• TASK TO CARRY OUT:
Apart from any images, the entries are to be output exactly.

□ □ □ □ □ □ □

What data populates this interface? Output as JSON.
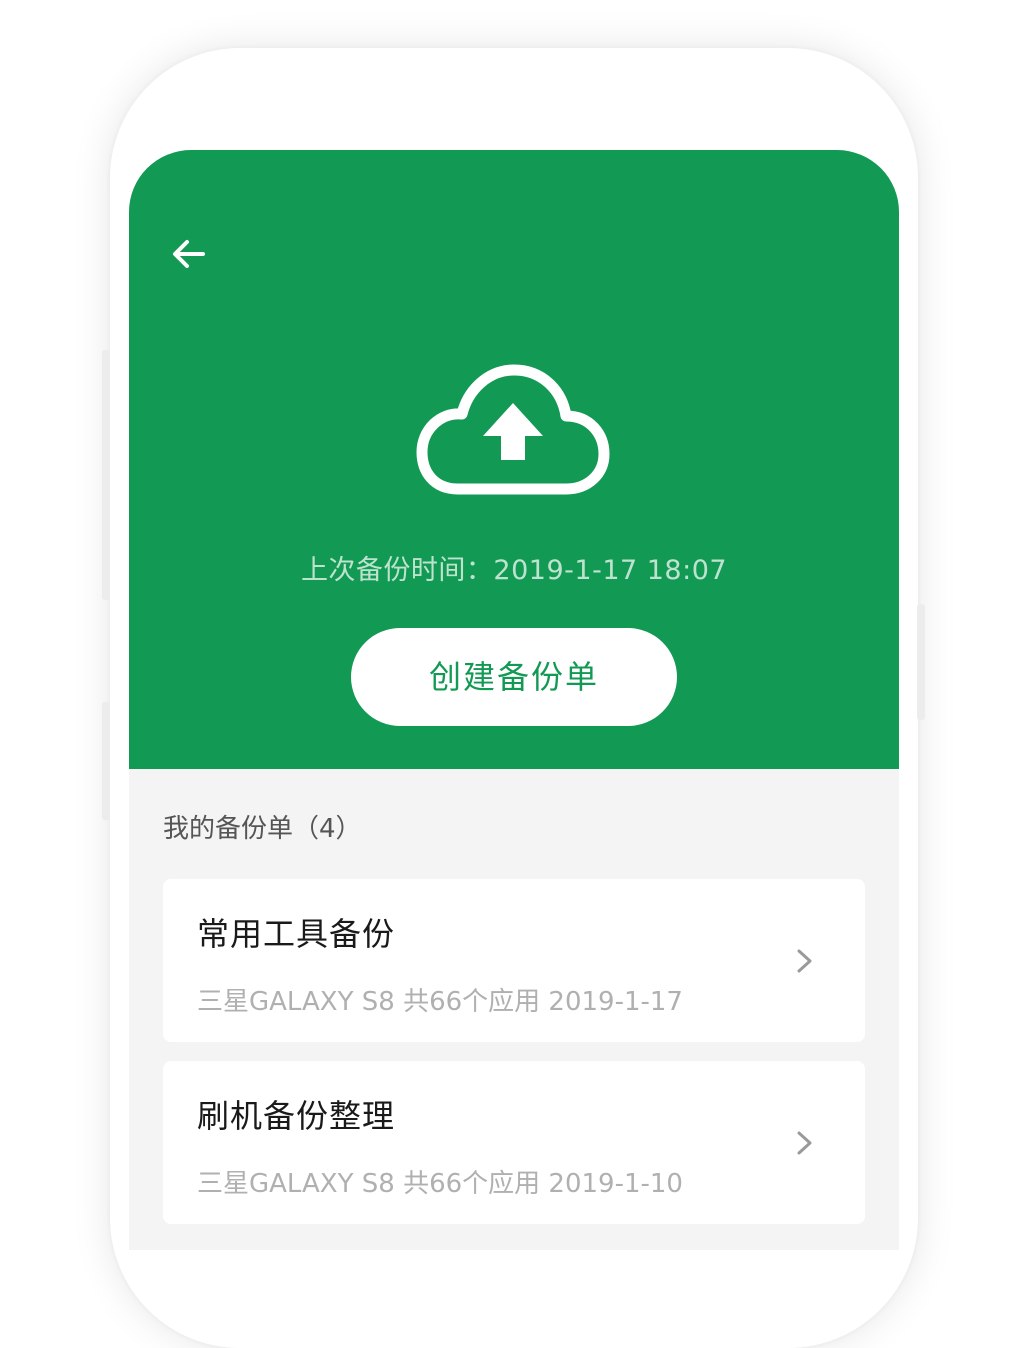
{
  "header": {
    "back_icon": "arrow-left-icon",
    "hero_icon": "cloud-upload-icon",
    "last_backup_text": "上次备份时间：2019-1-17 18:07",
    "create_button_label": "创建备份单"
  },
  "backups": {
    "section_title": "我的备份单（4）",
    "items": [
      {
        "title": "常用工具备份",
        "subtitle": "三星GALAXY S8 共66个应用 2019-1-17"
      },
      {
        "title": "刷机备份整理",
        "subtitle": "三星GALAXY S8 共66个应用 2019-1-10"
      }
    ]
  },
  "colors": {
    "brand_green": "#129a55",
    "background": "#f4f4f4",
    "card": "#ffffff",
    "title_text": "#1a1a1a",
    "subtitle_text": "#b0b0b0"
  }
}
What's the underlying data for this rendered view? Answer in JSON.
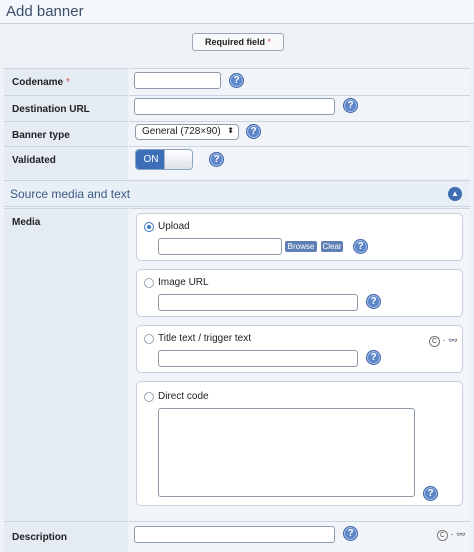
{
  "page": {
    "title": "Add banner"
  },
  "required_note": {
    "label": "Required field",
    "star": "*"
  },
  "fields": {
    "codename": {
      "label": "Codename",
      "star": "*",
      "value": "",
      "help": "?"
    },
    "destination_url": {
      "label": "Destination URL",
      "value": "",
      "help": "?"
    },
    "banner_type": {
      "label": "Banner type",
      "value": "General (728×90)",
      "caret": "⬍",
      "help": "?"
    },
    "validated": {
      "label": "Validated",
      "state": "ON",
      "help": "?"
    }
  },
  "section": {
    "title": "Source media and text",
    "toggle_icon": "▲"
  },
  "media": {
    "label": "Media",
    "upload": {
      "label": "Upload",
      "browse": "Browse",
      "clear": "Clear",
      "help": "?"
    },
    "image_url": {
      "label": "Image URL",
      "help": "?"
    },
    "title_text": {
      "label": "Title text / trigger text",
      "help": "?",
      "icon_c": "C",
      "icon_dot": "·",
      "icon_glasses": "👓"
    },
    "direct_code": {
      "label": "Direct code",
      "help": "?"
    }
  },
  "description": {
    "label": "Description",
    "value": "",
    "help": "?",
    "icon_c": "C",
    "icon_dot": "·",
    "icon_glasses": "👓"
  },
  "colors": {
    "accent": "#3d6fb8",
    "help": "#5d86c8",
    "required": "#d9534f"
  }
}
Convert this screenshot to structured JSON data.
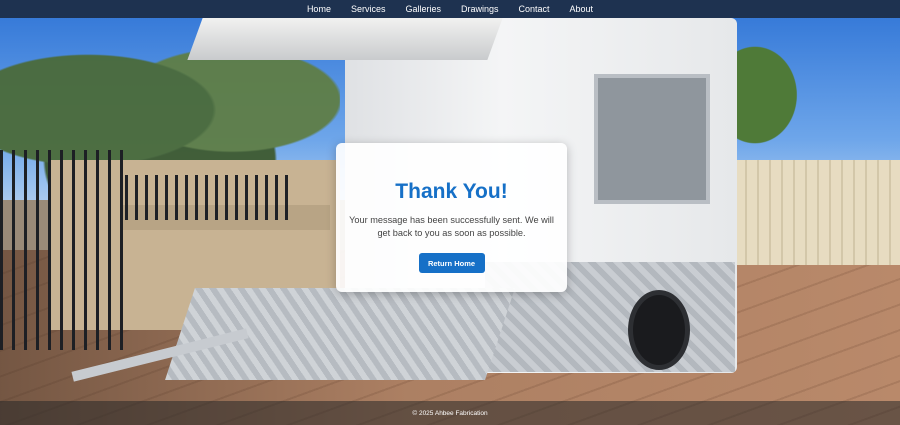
{
  "nav": {
    "items": [
      {
        "label": "Home"
      },
      {
        "label": "Services"
      },
      {
        "label": "Galleries"
      },
      {
        "label": "Drawings"
      },
      {
        "label": "Contact"
      },
      {
        "label": "About"
      }
    ]
  },
  "message": {
    "title": "Thank You!",
    "body": "Your message has been successfully sent. We will get back to you as soon as possible.",
    "button_label": "Return Home"
  },
  "footer": {
    "text": "© 2025 Ahbee Fabrication"
  },
  "colors": {
    "nav_background": "#1e3250",
    "accent": "#1670c7",
    "card_background": "#ffffff"
  }
}
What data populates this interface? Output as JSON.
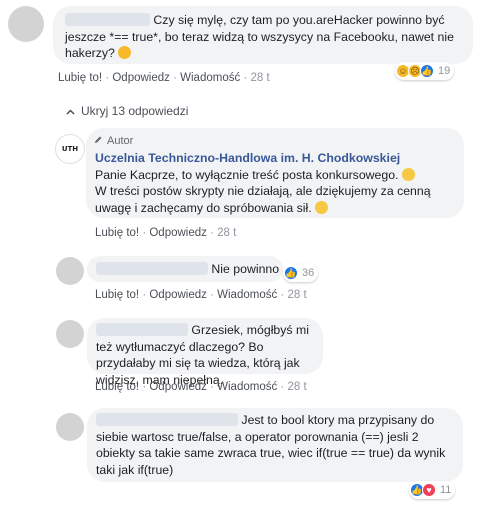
{
  "comment1": {
    "text": "Czy się mylę, czy tam po you.areHacker powinno być jeszcze *== true*, bo teraz widzą to wszysycy na Facebooku, nawet nie hakerzy?",
    "emoji_icon": "thinking-face-icon",
    "like_label": "Lubię to!",
    "reply_label": "Odpowiedz",
    "message_label": "Wiadomość",
    "time": "28 t",
    "reactions": [
      "haha-icon",
      "sad-icon",
      "like-icon"
    ],
    "reaction_count": "19"
  },
  "replies_toggle": {
    "label": "Ukryj 13 odpowiedzi",
    "icon": "chevron-up-icon"
  },
  "comment2": {
    "badge_icon": "pencil-icon",
    "badge_label": "Autor",
    "logo_text": "UTH",
    "author": "Uczelnia Techniczno-Handlowa im. H. Chodkowskiej",
    "line1": "Panie Kacprze, to wyłącznie treść posta konkursowego.",
    "line2": "W treści postów skrypty nie działają, ale dziękujemy za cenną uwagę i zachęcamy do spróbowania sił.",
    "like_label": "Lubię to!",
    "reply_label": "Odpowiedz",
    "time": "28 t"
  },
  "comment3": {
    "text": "Nie powinno",
    "like_label": "Lubię to!",
    "reply_label": "Odpowiedz",
    "message_label": "Wiadomość",
    "time": "28 t",
    "reactions": [
      "like-icon"
    ],
    "reaction_count": "36"
  },
  "comment4": {
    "text": "Grzesiek, mógłbyś mi też wytłumaczyć dlaczego? Bo przydałaby mi się ta wiedza, którą jak widzisz, mam niepełną.",
    "like_label": "Lubię to!",
    "reply_label": "Odpowiedz",
    "message_label": "Wiadomość",
    "time": "28 t"
  },
  "comment5": {
    "text": "Jest to bool ktory ma przypisany do siebie wartosc true/false, a operator porownania (==) jesli 2 obiekty sa takie same zwraca true, wiec if(true == true) da wynik taki jak if(true)",
    "reactions": [
      "like-icon",
      "love-icon"
    ],
    "reaction_count": "11"
  },
  "colors": {
    "link": "#385898",
    "meta": "#90949c",
    "bubble": "#f2f3f5",
    "like": "#1877f2",
    "love": "#f33e58",
    "haha": "#f7b928"
  }
}
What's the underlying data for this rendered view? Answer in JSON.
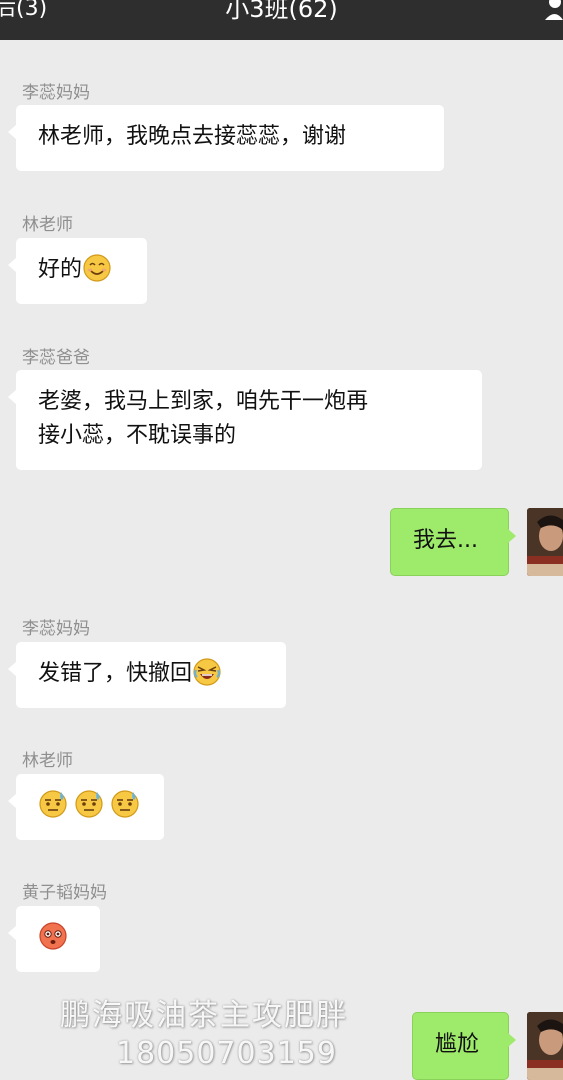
{
  "header": {
    "back_label": "后(3)",
    "title": "小3班(62)",
    "profile_icon": "person-icon"
  },
  "messages": [
    {
      "sender": "李蕊妈妈",
      "text": "林老师，我晚点去接蕊蕊，谢谢",
      "emojis": []
    },
    {
      "sender": "林老师",
      "text": "好的",
      "emojis": [
        "smile-emoji"
      ]
    },
    {
      "sender": "李蕊爸爸",
      "text": "老婆，我马上到家，咱先干一炮再\n接小蕊，不耽误事的",
      "emojis": []
    },
    {
      "sender": "",
      "text": "我去...",
      "emojis": [],
      "self": true
    },
    {
      "sender": "李蕊妈妈",
      "text": "发错了，快撤回",
      "emojis": [
        "crying-laugh-emoji"
      ]
    },
    {
      "sender": "林老师",
      "text": "",
      "emojis": [
        "sweat-emoji",
        "sweat-emoji",
        "sweat-emoji"
      ]
    },
    {
      "sender": "黄子韬妈妈",
      "text": "",
      "emojis": [
        "blush-shock-emoji"
      ]
    },
    {
      "sender": "",
      "text": "尴尬",
      "emojis": [],
      "self": true
    }
  ],
  "watermark": {
    "line1": "鹏海吸油茶主攻肥胖",
    "line2": "18050703159"
  },
  "colors": {
    "topbar": "#2e2e2e",
    "background": "#ebebeb",
    "self_bubble": "#9eea6a",
    "other_bubble": "#ffffff",
    "sender_name": "#8f8f8f"
  }
}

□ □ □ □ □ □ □

• FINISHED TASK:
What data populates this interface? Output as JSON.
{
  "header": {
    "back_icon": "arrow-left-icon",
    "hero_icon": "cloud-upload-icon",
    "last_backup_text": "上次备份时间：2019-1-17 18:07",
    "create_button_label": "创建备份单"
  },
  "backups": {
    "section_title": "我的备份单（4）",
    "items": [
      {
        "title": "常用工具备份",
        "subtitle": "三星GALAXY S8 共66个应用 2019-1-17"
      },
      {
        "title": "刷机备份整理",
        "subtitle": "三星GALAXY S8 共66个应用 2019-1-10"
      }
    ]
  },
  "colors": {
    "brand_green": "#129a55",
    "background": "#f4f4f4",
    "card": "#ffffff",
    "title_text": "#1a1a1a",
    "subtitle_text": "#b0b0b0"
  }
}
What's the underlying data for this rendered view? Answer in JSON.
{
  "page": {
    "title": "Add banner"
  },
  "required_note": {
    "label": "Required field",
    "star": "*"
  },
  "fields": {
    "codename": {
      "label": "Codename",
      "star": "*",
      "value": "",
      "help": "?"
    },
    "destination_url": {
      "label": "Destination URL",
      "value": "",
      "help": "?"
    },
    "banner_type": {
      "label": "Banner type",
      "value": "General (728×90)",
      "caret": "⬍",
      "help": "?"
    },
    "validated": {
      "label": "Validated",
      "state": "ON",
      "help": "?"
    }
  },
  "section": {
    "title": "Source media and text",
    "toggle_icon": "▲"
  },
  "media": {
    "label": "Media",
    "upload": {
      "label": "Upload",
      "browse": "Browse",
      "clear": "Clear",
      "help": "?"
    },
    "image_url": {
      "label": "Image URL",
      "help": "?"
    },
    "title_text": {
      "label": "Title text / trigger text",
      "help": "?",
      "icon_c": "C",
      "icon_dot": "·",
      "icon_glasses": "👓"
    },
    "direct_code": {
      "label": "Direct code",
      "help": "?"
    }
  },
  "description": {
    "label": "Description",
    "value": "",
    "help": "?",
    "icon_c": "C",
    "icon_dot": "·",
    "icon_glasses": "👓"
  },
  "colors": {
    "accent": "#3d6fb8",
    "help": "#5d86c8",
    "required": "#d9534f"
  }
}
Convert this screenshot to structured JSON data.
{
  "nav": {
    "items": [
      {
        "label": "Home"
      },
      {
        "label": "Services"
      },
      {
        "label": "Galleries"
      },
      {
        "label": "Drawings"
      },
      {
        "label": "Contact"
      },
      {
        "label": "About"
      }
    ]
  },
  "message": {
    "title": "Thank You!",
    "body": "Your message has been successfully sent. We will get back to you as soon as possible.",
    "button_label": "Return Home"
  },
  "footer": {
    "text": "© 2025 Ahbee Fabrication"
  },
  "colors": {
    "nav_background": "#1e3250",
    "accent": "#1670c7",
    "card_background": "#ffffff"
  }
}
What data populates this interface? Output as JSON.
{
  "comment1": {
    "text": "Czy się mylę, czy tam po you.areHacker powinno być jeszcze *== true*, bo teraz widzą to wszysycy na Facebooku, nawet nie hakerzy?",
    "emoji_icon": "thinking-face-icon",
    "like_label": "Lubię to!",
    "reply_label": "Odpowiedz",
    "message_label": "Wiadomość",
    "time": "28 t",
    "reactions": [
      "haha-icon",
      "sad-icon",
      "like-icon"
    ],
    "reaction_count": "19"
  },
  "replies_toggle": {
    "label": "Ukryj 13 odpowiedzi",
    "icon": "chevron-up-icon"
  },
  "comment2": {
    "badge_icon": "pencil-icon",
    "badge_label": "Autor",
    "logo_text": "UTH",
    "author": "Uczelnia Techniczno-Handlowa im. H. Chodkowskiej",
    "line1": "Panie Kacprze, to wyłącznie treść posta konkursowego.",
    "line2": "W treści postów skrypty nie działają, ale dziękujemy za cenną uwagę i zachęcamy do spróbowania sił.",
    "like_label": "Lubię to!",
    "reply_label": "Odpowiedz",
    "time": "28 t"
  },
  "comment3": {
    "text": "Nie powinno",
    "like_label": "Lubię to!",
    "reply_label": "Odpowiedz",
    "message_label": "Wiadomość",
    "time": "28 t",
    "reactions": [
      "like-icon"
    ],
    "reaction_count": "36"
  },
  "comment4": {
    "text": "Grzesiek, mógłbyś mi też wytłumaczyć dlaczego? Bo przydałaby mi się ta wiedza, którą jak widzisz, mam niepełną.",
    "like_label": "Lubię to!",
    "reply_label": "Odpowiedz",
    "message_label": "Wiadomość",
    "time": "28 t"
  },
  "comment5": {
    "text": "Jest to bool ktory ma przypisany do siebie wartosc true/false, a operator porownania (==) jesli 2 obiekty sa takie same zwraca true, wiec if(true == true) da wynik taki jak if(true)",
    "reactions": [
      "like-icon",
      "love-icon"
    ],
    "reaction_count": "11"
  },
  "colors": {
    "link": "#385898",
    "meta": "#90949c",
    "bubble": "#f2f3f5",
    "like": "#1877f2",
    "love": "#f33e58",
    "haha": "#f7b928"
  }
}
What's the underlying data for this rendered view? Answer in JSON.
{
  "header": {
    "back_label": "后(3)",
    "title": "小3班(62)",
    "profile_icon": "person-icon"
  },
  "messages": [
    {
      "sender": "李蕊妈妈",
      "text": "林老师，我晚点去接蕊蕊，谢谢",
      "emojis": []
    },
    {
      "sender": "林老师",
      "text": "好的",
      "emojis": [
        "smile-emoji"
      ]
    },
    {
      "sender": "李蕊爸爸",
      "text": "老婆，我马上到家，咱先干一炮再\n接小蕊，不耽误事的",
      "emojis": []
    },
    {
      "sender": "",
      "text": "我去...",
      "emojis": [],
      "self": true
    },
    {
      "sender": "李蕊妈妈",
      "text": "发错了，快撤回",
      "emojis": [
        "crying-laugh-emoji"
      ]
    },
    {
      "sender": "林老师",
      "text": "",
      "emojis": [
        "sweat-emoji",
        "sweat-emoji",
        "sweat-emoji"
      ]
    },
    {
      "sender": "黄子韬妈妈",
      "text": "",
      "emojis": [
        "blush-shock-emoji"
      ]
    },
    {
      "sender": "",
      "text": "尴尬",
      "emojis": [],
      "self": true
    }
  ],
  "watermark": {
    "line1": "鹏海吸油茶主攻肥胖",
    "line2": "18050703159"
  },
  "colors": {
    "topbar": "#2e2e2e",
    "background": "#ebebeb",
    "self_bubble": "#9eea6a",
    "other_bubble": "#ffffff",
    "sender_name": "#8f8f8f"
  }
}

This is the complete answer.